**Activity**
Collect each line of the records containing the string "Much".

(Collection entries)
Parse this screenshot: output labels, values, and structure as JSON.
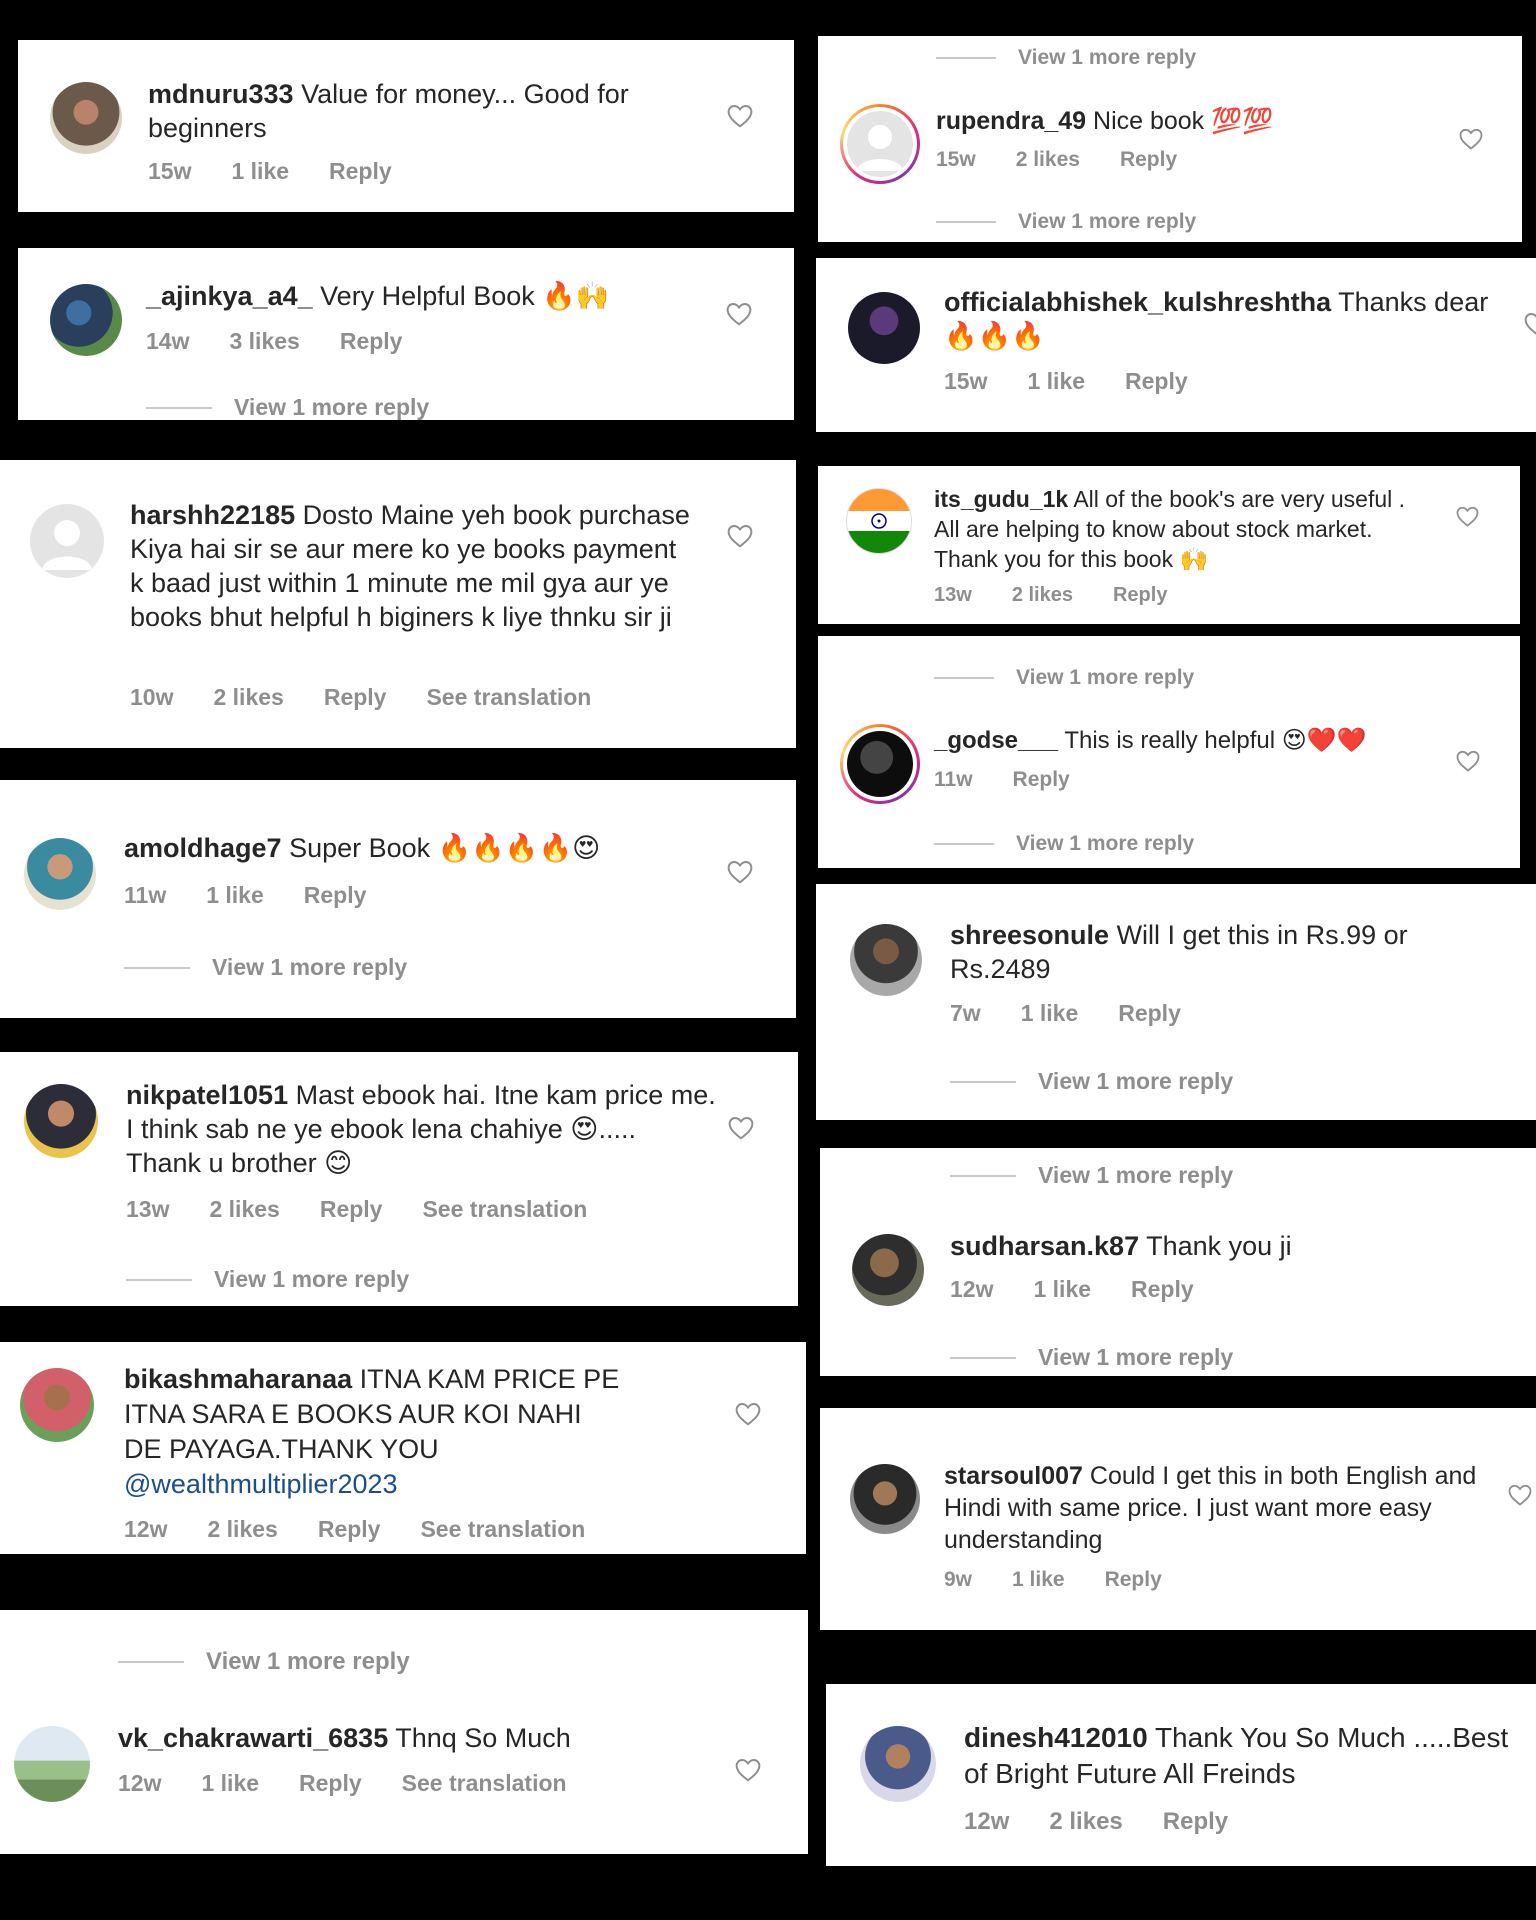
{
  "colors": {
    "background": "#000000",
    "card": "#ffffff",
    "username": "#262626",
    "meta": "#8e8e8e",
    "mention": "#1c4f8a"
  },
  "comments": [
    {
      "user": "mdnuru333",
      "text": "Value for money... Good for beginners",
      "age": "15w",
      "likes": "1 like",
      "reply": "Reply"
    },
    {
      "user": "_ajinkya_a4_",
      "text": "Very Helpful Book 🔥🙌",
      "age": "14w",
      "likes": "3 likes",
      "reply": "Reply",
      "more": "View 1 more reply"
    },
    {
      "user": "harshh22185",
      "text": "Dosto Maine yeh book purchase Kiya hai sir se aur mere ko ye books payment k baad just within 1 minute me mil gya aur ye books bhut helpful h biginers k liye thnku sir ji",
      "age": "10w",
      "likes": "2 likes",
      "reply": "Reply",
      "translate": "See translation"
    },
    {
      "user": "amoldhage7",
      "text": "Super Book 🔥🔥🔥🔥😍",
      "age": "11w",
      "likes": "1 like",
      "reply": "Reply",
      "more": "View 1 more reply"
    },
    {
      "user": "nikpatel1051",
      "text": "Mast ebook hai. Itne kam price me. I think sab ne ye ebook lena chahiye 😍..... Thank u brother 😊",
      "age": "13w",
      "likes": "2 likes",
      "reply": "Reply",
      "translate": "See translation",
      "more": "View 1 more reply"
    },
    {
      "user": "bikashmaharanaa",
      "text": "ITNA KAM PRICE PE ITNA SARA E BOOKS AUR KOI NAHI DE PAYAGA.THANK YOU",
      "mention": "@wealthmultiplier2023",
      "age": "12w",
      "likes": "2 likes",
      "reply": "Reply",
      "translate": "See translation"
    },
    {
      "user": "vk_chakrawarti_6835",
      "text": "Thnq So Much",
      "age": "12w",
      "likes": "1 like",
      "reply": "Reply",
      "translate": "See translation",
      "more_before": "View 1 more reply"
    },
    {
      "user": "rupendra_49",
      "text": "Nice book 💯💯",
      "age": "15w",
      "likes": "2 likes",
      "reply": "Reply",
      "more_before": "View 1 more reply",
      "more": "View 1 more reply"
    },
    {
      "user": "officialabhishek_kulshreshtha",
      "text": "Thanks dear 🔥🔥🔥",
      "age": "15w",
      "likes": "1 like",
      "reply": "Reply"
    },
    {
      "user": "its_gudu_1k",
      "text": "All of the book's are very useful . All are helping to know about stock market. Thank you for this book 🙌",
      "age": "13w",
      "likes": "2 likes",
      "reply": "Reply"
    },
    {
      "user": "_godse___",
      "text": "This is really helpful 😍❤️❤️",
      "age": "11w",
      "reply": "Reply",
      "more_before": "View 1 more reply",
      "more": "View 1 more reply"
    },
    {
      "user": "shreesonule",
      "text": "Will I get this in Rs.99 or Rs.2489",
      "age": "7w",
      "likes": "1 like",
      "reply": "Reply",
      "more": "View 1 more reply"
    },
    {
      "user": "sudharsan.k87",
      "text": "Thank you ji",
      "age": "12w",
      "likes": "1 like",
      "reply": "Reply",
      "more_before": "View 1 more reply",
      "more": "View 1 more reply"
    },
    {
      "user": "starsoul007",
      "text": "Could I get this in both English and Hindi with same price. I just want more easy understanding",
      "age": "9w",
      "likes": "1 like",
      "reply": "Reply"
    },
    {
      "user": "dinesh412010",
      "text": "Thank You So Much .....Best of Bright Future All Freinds",
      "age": "12w",
      "likes": "2 likes",
      "reply": "Reply"
    }
  ]
}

**Written response**
      "text": "Thnq So Much",
      "text": "Thank You So Much .....Best of Bright Future All Freinds",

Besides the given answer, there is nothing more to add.